Not surprisingly, the opposition parties were up in arms and demanded to know more. Zsolt Molnár (MSZP), chairman of the parliamentary committee on national security, indicated on Sunday, April 9 that he would ask questions about the case from the military and national security experts present at the regular Monday meeting the following day. Bernadett Szél (LMP), a member of the committee, asked the head of the Military National Security Service about the Russian code. He informed her that this is a domestic matter and he has nothing to do with it. Then Szél turned to the head of the Office for the Defense of the Constitution. Before he could answer, the deputy chairman of the committee, Szilárd Németh, abruptly got up and left the room, to be followed by all the Fidesz members of the committee. Thus, the committee no longer had a quorum, and the questioning had to be stopped. Szél was especially outraged. She said “apparently the prime minister of this country is no longer called Viktor, but Vladimir.”

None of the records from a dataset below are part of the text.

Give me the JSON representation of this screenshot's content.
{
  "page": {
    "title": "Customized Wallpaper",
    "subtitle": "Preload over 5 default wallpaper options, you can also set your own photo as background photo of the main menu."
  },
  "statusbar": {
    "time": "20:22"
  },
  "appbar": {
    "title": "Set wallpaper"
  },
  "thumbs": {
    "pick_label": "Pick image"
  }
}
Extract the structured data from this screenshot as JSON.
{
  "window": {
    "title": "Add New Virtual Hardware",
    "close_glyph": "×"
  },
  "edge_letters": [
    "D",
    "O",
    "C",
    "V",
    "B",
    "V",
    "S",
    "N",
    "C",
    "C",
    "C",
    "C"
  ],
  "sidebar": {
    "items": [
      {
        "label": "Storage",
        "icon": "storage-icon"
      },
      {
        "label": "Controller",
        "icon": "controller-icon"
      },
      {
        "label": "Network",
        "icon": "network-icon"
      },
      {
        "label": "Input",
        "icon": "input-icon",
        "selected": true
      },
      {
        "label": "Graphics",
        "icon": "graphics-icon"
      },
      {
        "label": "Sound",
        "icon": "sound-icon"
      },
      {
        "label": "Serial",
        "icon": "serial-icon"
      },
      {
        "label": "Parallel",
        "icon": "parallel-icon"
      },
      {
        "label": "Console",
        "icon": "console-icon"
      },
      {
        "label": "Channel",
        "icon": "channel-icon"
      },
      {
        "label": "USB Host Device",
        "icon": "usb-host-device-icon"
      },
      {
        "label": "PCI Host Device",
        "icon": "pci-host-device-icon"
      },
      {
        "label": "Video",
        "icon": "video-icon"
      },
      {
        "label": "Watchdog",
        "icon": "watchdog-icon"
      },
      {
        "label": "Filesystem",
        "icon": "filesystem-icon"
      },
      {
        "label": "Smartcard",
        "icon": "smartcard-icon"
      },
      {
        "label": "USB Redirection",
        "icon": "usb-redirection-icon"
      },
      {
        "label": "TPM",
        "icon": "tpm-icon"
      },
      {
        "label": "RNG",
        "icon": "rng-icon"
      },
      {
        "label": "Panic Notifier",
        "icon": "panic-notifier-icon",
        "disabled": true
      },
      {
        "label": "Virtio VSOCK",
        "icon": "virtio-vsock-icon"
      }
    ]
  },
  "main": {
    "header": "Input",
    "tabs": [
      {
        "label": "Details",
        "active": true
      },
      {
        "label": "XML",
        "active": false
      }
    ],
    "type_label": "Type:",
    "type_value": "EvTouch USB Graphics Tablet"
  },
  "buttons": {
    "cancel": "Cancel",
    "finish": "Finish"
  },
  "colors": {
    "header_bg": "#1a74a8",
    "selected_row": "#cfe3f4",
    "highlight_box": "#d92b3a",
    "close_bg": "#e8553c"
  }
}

In the wake of the scandal over the Russian code and the subsequent fiasco in the committee, leading Fidesz politicians treated the public to a series of ridiculous pseudo-explanations. Lajos Kósa said that “we don’t want to make a secret of how many people responded. This is not a secret even if Vladimir Putin himself counts them in the loneliness of the Kremlin.” He also expressed his surprise at the outrage of the opposition members of the parliamentary committee, saying that “when we say that the meeting ends we leave, but otherwise the opposition can shoot the breeze as much as they wish.”

As far as the government and Fidesz are concerned, we’ve reached the end of the story. However, Attila Péterfalvi, head of the Authority of National Data Protection and Information, is investigating the case.

Magyar Idők must have thought they were very clever when they ran a short article with the title “444 is spying.” They discovered that 444.hu, the internet news site, uses Google Analytics (just as Hungarian Spectrum does). The government mouthpiece wanted to know why 444.hu can follow its readers with “an American spy program.” This description of Google Analytics came from a right-wing blogger who claimed that Google, Facebook, Yahoo, “and practically all American internet providers report to the CIA, the NSA, etc.” So, what’s the problem?

I have no idea, of course, whether any personal information reached a data collection center in Russia. If it did, what could the Russian government do with such information? One thing that comes to mind is that they could construct a database (or add to a database they already have) that would allow the Russian propaganda machine to target Orbán voters, who are most likely susceptible to pro-Russian disinformation and propaganda. Given Russia’s passion for cyber warfare, disinformation, and propaganda, this hypothesis is within the realm of possibility.

April 14, 2017